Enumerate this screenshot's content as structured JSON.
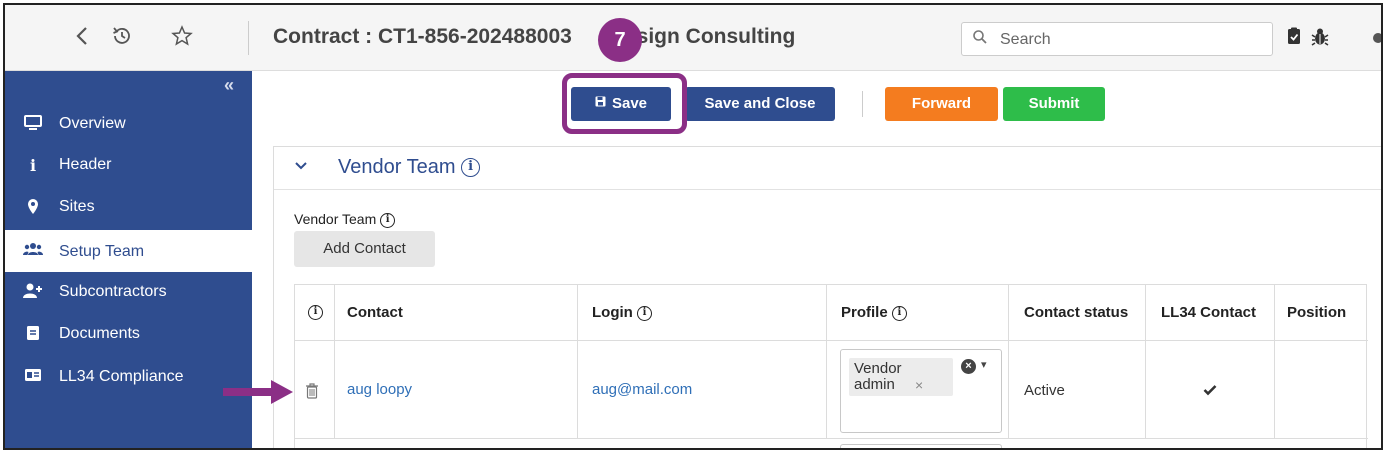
{
  "toolbar": {
    "back_icon": "chevron-left-icon",
    "history_icon": "history-icon",
    "favorite_icon": "star-icon",
    "title": "Contract : CT1-856-202488003",
    "title_suffix": "Design Consulting",
    "search_placeholder": "Search",
    "right_icons": [
      "clipboard-check-icon",
      "bug-icon"
    ]
  },
  "annotation": {
    "step": "7",
    "color": "#8b2f86"
  },
  "sidebar": {
    "collapse_label": "«",
    "items": [
      {
        "label": "Overview",
        "icon": "monitor-icon",
        "active": false
      },
      {
        "label": "Header",
        "icon": "info-icon",
        "active": false
      },
      {
        "label": "Sites",
        "icon": "map-pin-icon",
        "active": false
      },
      {
        "label": "Setup Team",
        "icon": "users-icon",
        "active": true
      },
      {
        "label": "Subcontractors",
        "icon": "user-plus-icon",
        "active": false
      },
      {
        "label": "Documents",
        "icon": "document-icon",
        "active": false
      },
      {
        "label": "LL34 Compliance",
        "icon": "id-card-icon",
        "active": false
      }
    ]
  },
  "actions": {
    "save": "Save",
    "save_and_close": "Save and Close",
    "forward": "Forward",
    "submit": "Submit"
  },
  "section": {
    "title": "Vendor Team",
    "sub_label": "Vendor Team",
    "add_contact": "Add Contact"
  },
  "table": {
    "columns": [
      "Contact",
      "Login",
      "Profile",
      "Contact status",
      "LL34 Contact",
      "Position"
    ],
    "rows": [
      {
        "contact": "aug loopy",
        "login": "aug@mail.com",
        "profile_line1": "Vendor",
        "profile_line2": "admin",
        "status": "Active",
        "ll34": true
      }
    ]
  },
  "colors": {
    "primary": "#2f4d8f",
    "forward": "#f47c1f",
    "submit": "#2ebd4a",
    "link": "#2f6fb7"
  }
}
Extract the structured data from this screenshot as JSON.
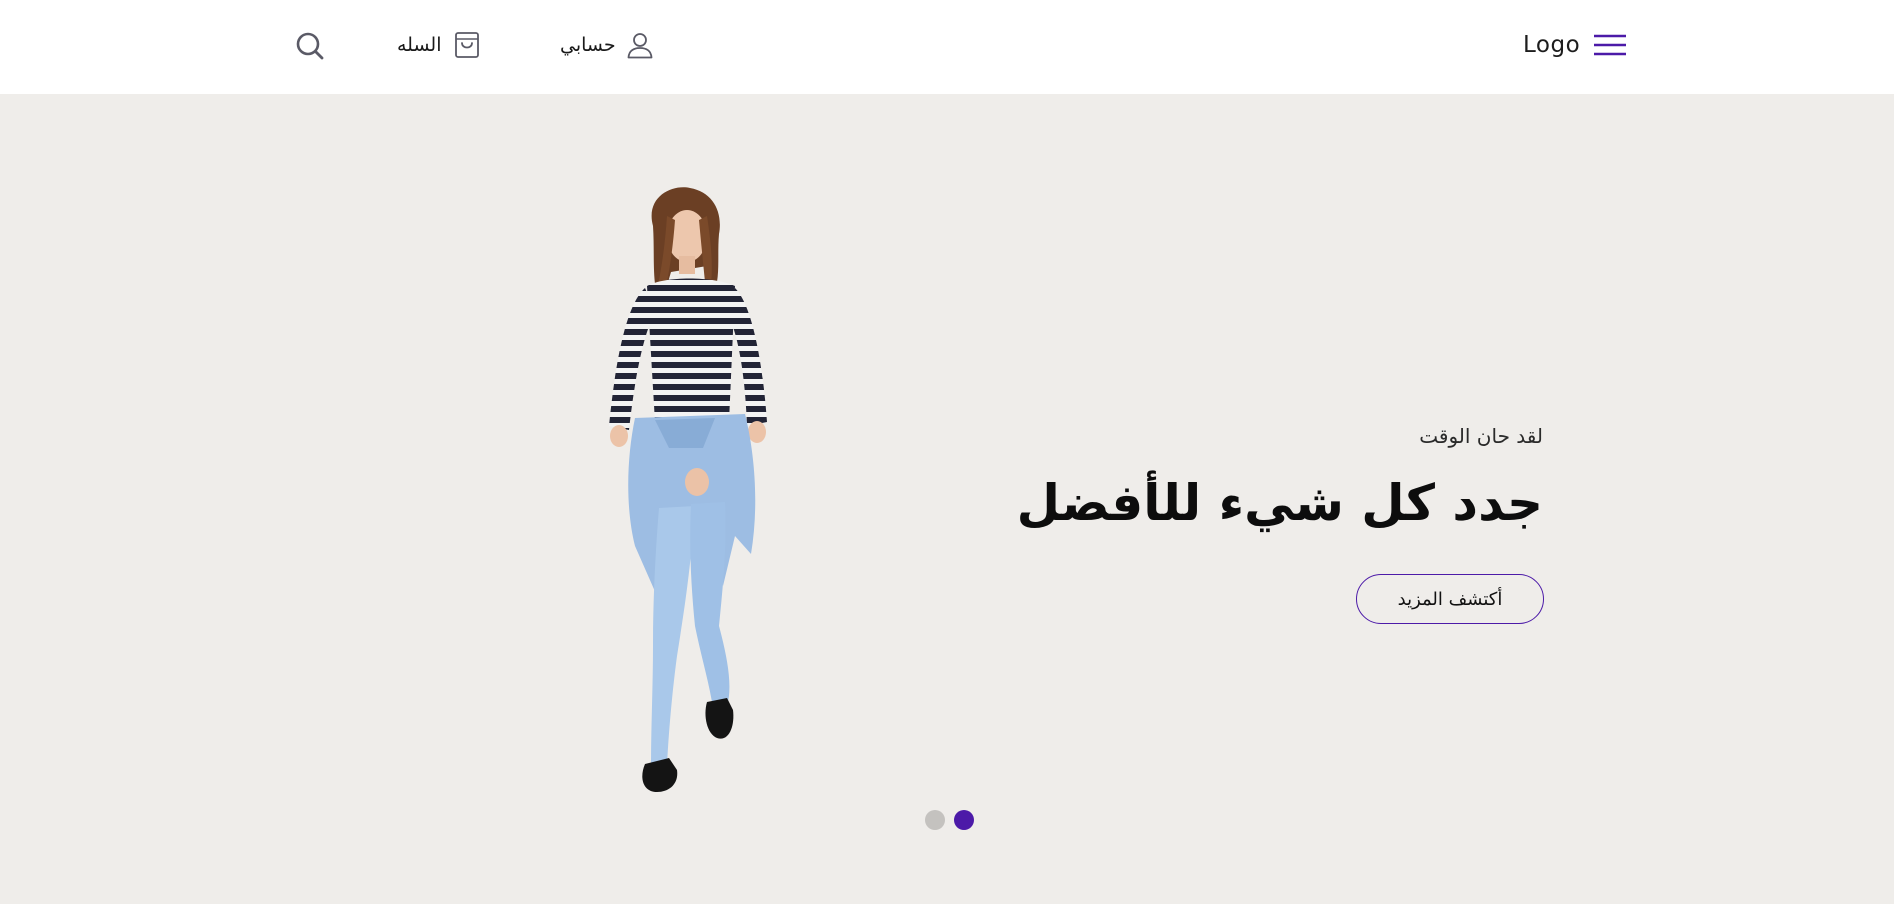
{
  "header": {
    "logo_text": "Logo",
    "menu_icon": "hamburger-icon",
    "account": {
      "label": "حسابي",
      "icon": "user-icon"
    },
    "cart": {
      "label": "السله",
      "icon": "shopping-bag-icon"
    },
    "search": {
      "icon": "search-icon"
    }
  },
  "hero": {
    "eyebrow": "لقد حان الوقت",
    "headline": "جدد كل شيء للأفضل",
    "cta_label": "أكتشف المزيد",
    "image": "fashion-model-image",
    "slides_total": 2,
    "active_slide": 2
  },
  "colors": {
    "accent": "#4c1aa8",
    "dot_inactive": "#c4c2bf",
    "hero_bg": "#efedea",
    "header_bg": "#ffffff"
  }
}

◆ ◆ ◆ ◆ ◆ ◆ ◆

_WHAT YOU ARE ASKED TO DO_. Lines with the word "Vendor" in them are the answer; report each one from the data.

_EXERCISE ANSWER_.
    "title": "Vendor Team",
    "sub_label": "Vendor Team",
        "profile_line1": "Vendor",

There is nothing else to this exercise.